Bluebird bio has announced that its gene therapy Zynteglo (autologous CD34+ cells encoding βA-T87Q-globin gene) has been granted conditional marketing authorisation in Europe for certain patients 12 years and older with transfusion-dependent β-thalassaemia (TDT).

The authorisation for the inherited blood disorder marks bluebird’s first ever drug approval, and is based on the completed Phase I/II HGB-205 study and Phase 1/2 Northstar (HGB-204) study as well as available data from the ongoing Phase III Northstar-2 (HGB-207) and Northstar-3 (HGB-212) studies.

The authorisation for the indication of TDT patients who do not have a β0/β0 genotype, for whom haematopoietic stem cell transplantation is appropriate but a human leukocyte antigen (HLA)-matched related HSC donor is not available.

In addition to Priority Medicines (PRIME) designation, the therapy received an Orphan Medicinal Product designation from the EU for the treatment of β-thalassaemia intermedia and major, which includes TDT.

“Using an autologous transplantation approach, this treatment offers clinicians the first gene therapy to tackle the underlying genetic cause in a subset of people with transfusion-dependent β-thalassaemia. It potentially eliminates or reduces the need for red blood cell (RBC) transfusions, using the patient’s own haematopoietic stem cells (HSCs),” said Professor John Porter, Professor of Haematology and Consultant Haematologist at the University College London Hospitals.

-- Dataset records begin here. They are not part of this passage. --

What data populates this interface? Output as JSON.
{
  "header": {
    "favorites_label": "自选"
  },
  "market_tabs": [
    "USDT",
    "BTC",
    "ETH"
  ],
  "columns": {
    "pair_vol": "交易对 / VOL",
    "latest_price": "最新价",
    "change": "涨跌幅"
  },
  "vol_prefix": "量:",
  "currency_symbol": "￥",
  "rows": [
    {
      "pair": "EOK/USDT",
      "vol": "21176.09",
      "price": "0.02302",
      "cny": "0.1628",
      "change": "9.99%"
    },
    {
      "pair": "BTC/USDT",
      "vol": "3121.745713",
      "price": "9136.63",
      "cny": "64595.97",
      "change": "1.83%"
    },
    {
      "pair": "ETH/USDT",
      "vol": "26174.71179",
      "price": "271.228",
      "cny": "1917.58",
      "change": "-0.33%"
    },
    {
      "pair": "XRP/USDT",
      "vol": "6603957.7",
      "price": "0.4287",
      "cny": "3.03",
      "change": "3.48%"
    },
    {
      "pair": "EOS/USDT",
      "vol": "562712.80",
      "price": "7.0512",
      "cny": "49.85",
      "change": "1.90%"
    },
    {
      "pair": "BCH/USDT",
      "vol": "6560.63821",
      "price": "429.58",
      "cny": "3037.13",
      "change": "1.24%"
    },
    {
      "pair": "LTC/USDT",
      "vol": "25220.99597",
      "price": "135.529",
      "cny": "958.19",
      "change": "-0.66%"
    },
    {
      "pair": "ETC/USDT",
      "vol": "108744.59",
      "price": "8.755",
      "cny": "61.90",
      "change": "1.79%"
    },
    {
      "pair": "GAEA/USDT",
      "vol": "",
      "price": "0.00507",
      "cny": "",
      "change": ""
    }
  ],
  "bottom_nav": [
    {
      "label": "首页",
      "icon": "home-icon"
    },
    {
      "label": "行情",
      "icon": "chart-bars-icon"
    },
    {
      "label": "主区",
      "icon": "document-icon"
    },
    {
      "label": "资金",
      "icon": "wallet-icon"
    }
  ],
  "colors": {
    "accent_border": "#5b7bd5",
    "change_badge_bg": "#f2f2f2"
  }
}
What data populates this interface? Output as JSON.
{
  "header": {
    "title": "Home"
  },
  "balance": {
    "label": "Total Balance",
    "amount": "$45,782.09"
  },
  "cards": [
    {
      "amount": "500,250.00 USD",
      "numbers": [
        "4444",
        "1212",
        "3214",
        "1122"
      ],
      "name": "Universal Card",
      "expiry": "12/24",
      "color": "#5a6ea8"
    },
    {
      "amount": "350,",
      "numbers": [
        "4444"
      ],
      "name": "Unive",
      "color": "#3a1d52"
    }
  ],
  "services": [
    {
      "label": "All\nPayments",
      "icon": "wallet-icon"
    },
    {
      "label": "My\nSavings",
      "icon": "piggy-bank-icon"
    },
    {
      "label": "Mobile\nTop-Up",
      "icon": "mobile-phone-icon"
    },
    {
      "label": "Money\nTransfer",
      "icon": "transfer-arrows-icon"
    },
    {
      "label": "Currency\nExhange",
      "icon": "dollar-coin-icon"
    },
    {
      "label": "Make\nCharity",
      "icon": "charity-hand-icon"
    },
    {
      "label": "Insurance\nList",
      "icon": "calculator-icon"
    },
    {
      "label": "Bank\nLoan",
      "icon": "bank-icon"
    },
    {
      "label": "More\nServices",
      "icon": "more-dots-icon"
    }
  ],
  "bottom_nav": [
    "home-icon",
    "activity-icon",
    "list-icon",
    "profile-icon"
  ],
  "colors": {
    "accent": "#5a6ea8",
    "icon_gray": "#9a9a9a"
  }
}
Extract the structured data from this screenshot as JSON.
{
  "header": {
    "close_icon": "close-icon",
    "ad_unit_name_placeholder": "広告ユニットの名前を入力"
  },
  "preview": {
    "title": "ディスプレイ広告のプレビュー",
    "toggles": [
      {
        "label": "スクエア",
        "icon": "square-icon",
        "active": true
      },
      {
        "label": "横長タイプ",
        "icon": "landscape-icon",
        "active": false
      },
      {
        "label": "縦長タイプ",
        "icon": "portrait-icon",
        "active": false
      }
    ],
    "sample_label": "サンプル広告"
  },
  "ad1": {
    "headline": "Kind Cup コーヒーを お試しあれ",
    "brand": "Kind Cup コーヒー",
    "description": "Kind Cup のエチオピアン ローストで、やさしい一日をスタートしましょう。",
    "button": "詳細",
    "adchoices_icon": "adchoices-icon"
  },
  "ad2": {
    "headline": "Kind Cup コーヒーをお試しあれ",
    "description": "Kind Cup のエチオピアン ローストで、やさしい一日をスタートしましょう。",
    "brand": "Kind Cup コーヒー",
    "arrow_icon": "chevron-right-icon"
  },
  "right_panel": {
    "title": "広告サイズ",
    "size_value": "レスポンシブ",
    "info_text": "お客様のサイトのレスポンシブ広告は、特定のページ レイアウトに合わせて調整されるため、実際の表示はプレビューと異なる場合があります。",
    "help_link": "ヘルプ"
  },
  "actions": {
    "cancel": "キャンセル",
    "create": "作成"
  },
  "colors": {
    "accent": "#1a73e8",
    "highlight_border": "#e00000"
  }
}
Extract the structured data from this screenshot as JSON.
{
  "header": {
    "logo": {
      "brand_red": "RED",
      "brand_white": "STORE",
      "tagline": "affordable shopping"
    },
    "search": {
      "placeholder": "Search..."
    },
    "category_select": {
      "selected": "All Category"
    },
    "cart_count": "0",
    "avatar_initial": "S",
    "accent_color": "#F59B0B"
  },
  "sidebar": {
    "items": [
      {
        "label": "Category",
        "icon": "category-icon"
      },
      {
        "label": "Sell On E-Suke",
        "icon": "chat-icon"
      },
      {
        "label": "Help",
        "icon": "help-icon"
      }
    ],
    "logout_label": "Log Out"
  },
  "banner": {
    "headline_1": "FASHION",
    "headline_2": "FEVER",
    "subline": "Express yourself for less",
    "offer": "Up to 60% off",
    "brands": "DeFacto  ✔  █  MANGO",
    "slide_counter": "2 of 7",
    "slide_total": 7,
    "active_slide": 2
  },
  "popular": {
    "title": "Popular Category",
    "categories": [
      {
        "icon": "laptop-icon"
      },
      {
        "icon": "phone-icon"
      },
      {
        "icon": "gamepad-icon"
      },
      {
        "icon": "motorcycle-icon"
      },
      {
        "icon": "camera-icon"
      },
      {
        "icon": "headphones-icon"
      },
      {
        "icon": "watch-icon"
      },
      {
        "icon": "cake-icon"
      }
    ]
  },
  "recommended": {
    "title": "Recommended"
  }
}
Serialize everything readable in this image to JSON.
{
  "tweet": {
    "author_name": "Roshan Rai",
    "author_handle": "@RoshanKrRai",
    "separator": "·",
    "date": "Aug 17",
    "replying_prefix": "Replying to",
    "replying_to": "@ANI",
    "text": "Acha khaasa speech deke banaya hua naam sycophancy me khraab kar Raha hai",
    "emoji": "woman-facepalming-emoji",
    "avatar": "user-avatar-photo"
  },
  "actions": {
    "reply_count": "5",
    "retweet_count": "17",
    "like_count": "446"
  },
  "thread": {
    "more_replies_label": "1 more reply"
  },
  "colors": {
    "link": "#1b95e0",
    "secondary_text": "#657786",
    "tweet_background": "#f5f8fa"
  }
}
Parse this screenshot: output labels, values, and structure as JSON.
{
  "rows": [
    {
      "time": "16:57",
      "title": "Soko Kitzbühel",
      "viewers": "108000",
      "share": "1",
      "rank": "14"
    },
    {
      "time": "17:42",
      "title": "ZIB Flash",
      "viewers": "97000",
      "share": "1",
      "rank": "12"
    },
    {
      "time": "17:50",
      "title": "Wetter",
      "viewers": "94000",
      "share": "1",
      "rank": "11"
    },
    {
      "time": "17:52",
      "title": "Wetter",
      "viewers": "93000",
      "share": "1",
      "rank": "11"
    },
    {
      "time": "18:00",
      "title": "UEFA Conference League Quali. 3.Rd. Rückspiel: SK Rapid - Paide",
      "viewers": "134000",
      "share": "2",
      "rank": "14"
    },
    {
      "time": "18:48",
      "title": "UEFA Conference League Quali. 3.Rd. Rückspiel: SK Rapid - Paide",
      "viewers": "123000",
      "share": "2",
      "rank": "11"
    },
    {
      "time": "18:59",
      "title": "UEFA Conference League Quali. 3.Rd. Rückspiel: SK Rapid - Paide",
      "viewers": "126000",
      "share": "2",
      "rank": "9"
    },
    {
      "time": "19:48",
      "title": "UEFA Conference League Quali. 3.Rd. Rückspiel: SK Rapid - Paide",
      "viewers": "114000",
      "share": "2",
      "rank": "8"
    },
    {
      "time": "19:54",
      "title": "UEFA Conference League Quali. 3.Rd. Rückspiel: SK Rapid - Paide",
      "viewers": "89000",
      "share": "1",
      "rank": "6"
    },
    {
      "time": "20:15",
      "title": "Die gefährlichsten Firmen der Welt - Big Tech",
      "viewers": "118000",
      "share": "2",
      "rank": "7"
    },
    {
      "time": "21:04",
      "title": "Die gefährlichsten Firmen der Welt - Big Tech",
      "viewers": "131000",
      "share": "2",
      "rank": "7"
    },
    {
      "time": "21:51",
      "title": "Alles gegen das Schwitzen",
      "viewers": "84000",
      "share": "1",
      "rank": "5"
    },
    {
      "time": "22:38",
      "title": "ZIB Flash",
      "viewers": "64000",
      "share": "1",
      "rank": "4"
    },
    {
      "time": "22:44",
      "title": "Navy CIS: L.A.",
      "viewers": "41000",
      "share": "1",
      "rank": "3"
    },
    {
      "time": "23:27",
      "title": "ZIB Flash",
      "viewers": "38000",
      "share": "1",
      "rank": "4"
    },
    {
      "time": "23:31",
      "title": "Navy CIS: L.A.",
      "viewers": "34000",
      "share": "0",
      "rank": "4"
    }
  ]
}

He continued, “This is a significant development, since previously the only way to address the genetic cause was through an allogeneic haematopoietic stem cell transplant, which is restricted by donor availability, carries serious risks particularly in adults, and is only available to paediatric patients in the UK.  As a result, most patients currently require lifelong red blood cell transfusions and iron chelation therapy to manage iron overload.”

TDT is a severe genetic condition caused by mutations in the β-globin gene that result in reduced or absent haemoglobin. In order to survive, people with TDT maintain haemoglobin levels through life-long chronic blood transfusions which carry the risk of progressive multi-organ damage due to unavoidable iron overload.